In South Africa the spread of the disease is still very limited, but the impact of the global situation is already being felt in the property construction and clothing industry due to delays with imported goods from highly affected countries such as China.
It is still early to predict what the impact will be on the local real estate market but estate agencies say they are keeping a close eye on developments. Chas Everitt has decided to postpone its National Leadership Conference and Gala Awards events which were due to be held next week.
The company released a statement saying they are the first SA real estate company to halt a major event in response to the Covid-19 disease and that all its franchisees, sales agents and staff have been asked to refrain from all non-essential international and domestic air travel for the time being, and to convert scheduled meetings into electronic interactions whenever possible.
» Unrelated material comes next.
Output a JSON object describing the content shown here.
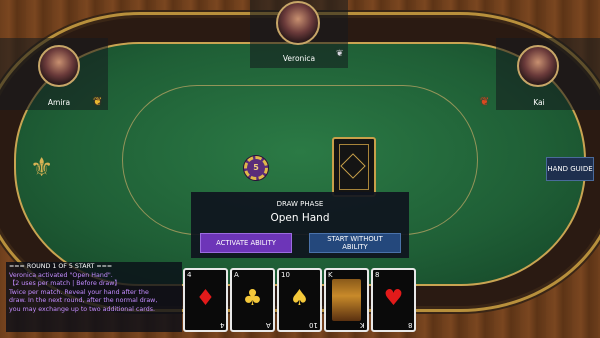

“The decision to postpone was not an easy one to make,” says CEO Berry Everitt, “especially as we are also celebrating our 40th anniversary this year and were looking forward to welcoming many international as well as local guests to our conference.”
Everitt continues that they felt they simply could not take the chance of someone becoming infected at the event and then passing the virus on to their family, friends, colleagues or clients.
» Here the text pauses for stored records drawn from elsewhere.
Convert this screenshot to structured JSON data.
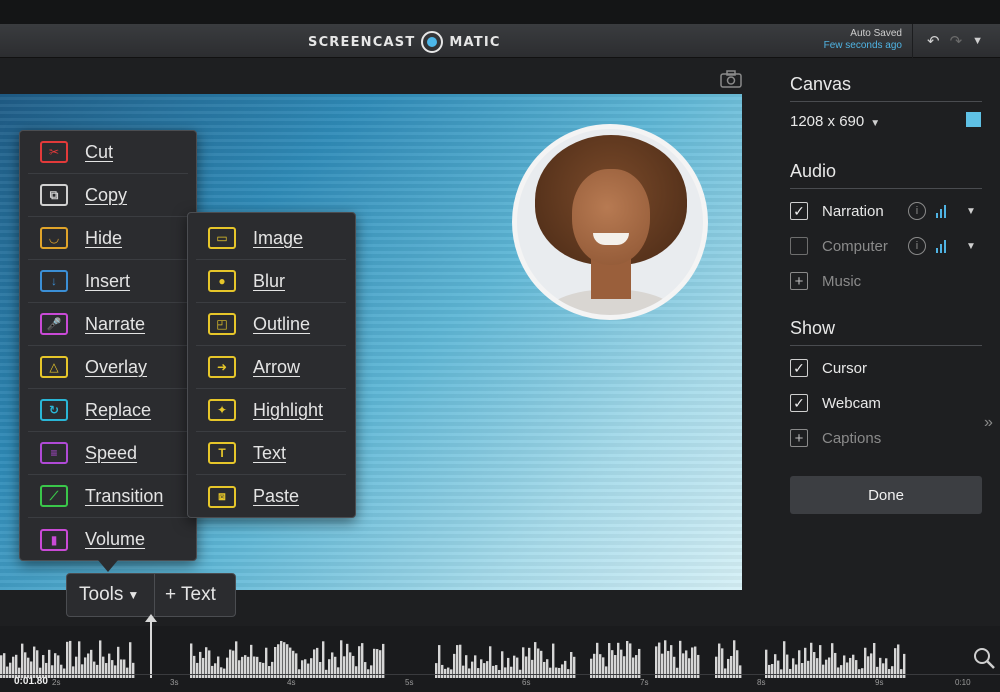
{
  "app": {
    "brand_left": "SCREENCAST",
    "brand_right": "MATIC",
    "saved_line1": "Auto Saved",
    "saved_line2": "Few seconds ago"
  },
  "tools_menu": [
    {
      "label": "Cut",
      "icon": "scissors-icon",
      "color": "#e23a3a",
      "glyph": "✂"
    },
    {
      "label": "Copy",
      "icon": "copy-icon",
      "color": "#d0d0d0",
      "glyph": "⧉"
    },
    {
      "label": "Hide",
      "icon": "hide-icon",
      "color": "#e0a42a",
      "glyph": "◡"
    },
    {
      "label": "Insert",
      "icon": "insert-icon",
      "color": "#3b8fd6",
      "glyph": "↓"
    },
    {
      "label": "Narrate",
      "icon": "microphone-icon",
      "color": "#c94ad6",
      "glyph": "🎤"
    },
    {
      "label": "Overlay",
      "icon": "overlay-icon",
      "color": "#e6c62a",
      "glyph": "△"
    },
    {
      "label": "Replace",
      "icon": "replace-icon",
      "color": "#2ab6d6",
      "glyph": "↻"
    },
    {
      "label": "Speed",
      "icon": "speed-icon",
      "color": "#b04ad6",
      "glyph": "≡"
    },
    {
      "label": "Transition",
      "icon": "transition-icon",
      "color": "#3ac64a",
      "glyph": "⟋"
    },
    {
      "label": "Volume",
      "icon": "volume-icon",
      "color": "#c94ad6",
      "glyph": "▮"
    }
  ],
  "overlay_menu": [
    {
      "label": "Image",
      "icon": "image-icon",
      "color": "#e6c62a",
      "glyph": "▭"
    },
    {
      "label": "Blur",
      "icon": "blur-icon",
      "color": "#e6c62a",
      "glyph": "●"
    },
    {
      "label": "Outline",
      "icon": "outline-icon",
      "color": "#e6c62a",
      "glyph": "◰"
    },
    {
      "label": "Arrow",
      "icon": "arrow-icon",
      "color": "#e6c62a",
      "glyph": "➜"
    },
    {
      "label": "Highlight",
      "icon": "highlight-icon",
      "color": "#e6c62a",
      "glyph": "✦"
    },
    {
      "label": "Text",
      "icon": "text-icon",
      "color": "#e6c62a",
      "glyph": "T"
    },
    {
      "label": "Paste",
      "icon": "paste-icon",
      "color": "#e6c62a",
      "glyph": "⧈"
    }
  ],
  "toolbar": {
    "tools_label": "Tools",
    "add_text_label": "+ Text"
  },
  "side": {
    "canvas_title": "Canvas",
    "canvas_size": "1208 x 690",
    "canvas_color": "#5fc1e5",
    "audio_title": "Audio",
    "narration_label": "Narration",
    "computer_label": "Computer",
    "music_label": "Music",
    "show_title": "Show",
    "cursor_label": "Cursor",
    "webcam_label": "Webcam",
    "captions_label": "Captions",
    "done_label": "Done"
  },
  "timeline": {
    "current_time": "0:01.80",
    "ticks": [
      "2s",
      "3s",
      "4s",
      "5s",
      "6s",
      "7s",
      "8s",
      "9s",
      "0:10"
    ]
  }
}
“And while we place the highest value on networking, relationships and face-to-face communications, we had to consider the risk factors for delegates and guests that are beyond our control on public transport and in public venues and accommodation establishments,” says Everitt.
Steve van Wyk, managing director of Seeff Centurion says at this point they are not overly concerned about the virus, but they are continuously monitoring the situation.
“If the virus spreads at a rapid rate it could impact the property market, but it is very difficult to determine the exact influence on property prices and the number of sales as many economic factors play a role here. If the virus spreads at an alarming rate we would have to cancel show houses and ensure that our agents take preventative measures such as regular washing and sanitizing of hands, wearing face masks and limiting physical contact with sellers and buyers in addition to ensuring that their hands do not touch their face, etc.,” Van Wyk says.
The first confirmed case of infection from the coronavirus in South Africa was a man from Hilton, near Pietermaritzburg in KwaZulu Natal. The number of confirmed cases in this province has since increased to seven – all of them people who recently returned from traveling to Europe.
Wakefields Real Estate is based in the province and does business in Hilton and the surrounding area. Their CEO Myles Wakefield, says they took immediate preventative steps to assist their staff and clients with added hygiene measures, and they produced information posters to be placed strategically in every office and reception desk, along with hand sanitizers. He says all their staff have been fully briefed on the situation and are following the protocols put in place.
“No doubt though, that if the situation escalates, it will certainly have a massive impact on the property market. It’s a people-centric business, and although there are undoubtedly aspects of it which can be managed in isolation, the heart of our business is personal interaction. As a business, we’ve taken the first step, and we won’t hesitate to implement further contingency plans should the situation deteriorate.
For now – and that includes the Hilton area – there’s little change of pace in property market activity, but of course, that can alter, and we’ll do whatever it takes to ensure the health and safety of staff and clients,” ends Wakefields.
Property Professional will continue to keep you updated on this matter.